### Dataset extract

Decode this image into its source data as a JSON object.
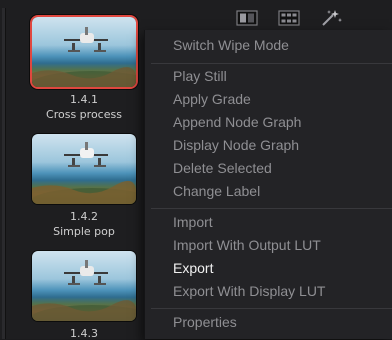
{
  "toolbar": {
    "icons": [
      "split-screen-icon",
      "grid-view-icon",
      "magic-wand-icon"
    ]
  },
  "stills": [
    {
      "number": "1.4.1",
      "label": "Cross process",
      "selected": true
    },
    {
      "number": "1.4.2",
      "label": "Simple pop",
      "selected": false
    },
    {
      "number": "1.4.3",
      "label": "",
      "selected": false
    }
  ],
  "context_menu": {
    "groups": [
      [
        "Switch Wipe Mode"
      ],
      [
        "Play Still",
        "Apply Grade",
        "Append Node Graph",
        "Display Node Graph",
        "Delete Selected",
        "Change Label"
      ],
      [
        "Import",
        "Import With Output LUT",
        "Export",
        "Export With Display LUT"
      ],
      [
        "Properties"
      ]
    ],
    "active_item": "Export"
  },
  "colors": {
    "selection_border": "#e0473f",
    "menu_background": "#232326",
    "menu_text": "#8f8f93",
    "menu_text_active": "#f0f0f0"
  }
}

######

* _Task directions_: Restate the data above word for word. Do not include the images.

* _Exercise solution_:
Decode this image into its source data as a JSON object.
{
  "toolbar": {
    "icons": [
      "split-screen-icon",
      "grid-view-icon",
      "magic-wand-icon"
    ]
  },
  "stills": [
    {
      "number": "1.4.1",
      "label": "Cross process",
      "selected": true
    },
    {
      "number": "1.4.2",
      "label": "Simple pop",
      "selected": false
    },
    {
      "number": "1.4.3",
      "label": "",
      "selected": false
    }
  ],
  "context_menu": {
    "groups": [
      [
        "Switch Wipe Mode"
      ],
      [
        "Play Still",
        "Apply Grade",
        "Append Node Graph",
        "Display Node Graph",
        "Delete Selected",
        "Change Label"
      ],
      [
        "Import",
        "Import With Output LUT",
        "Export",
        "Export With Display LUT"
      ],
      [
        "Properties"
      ]
    ],
    "active_item": "Export"
  },
  "colors": {
    "selection_border": "#e0473f",
    "menu_background": "#232326",
    "menu_text": "#8f8f93",
    "menu_text_active": "#f0f0f0"
  }
}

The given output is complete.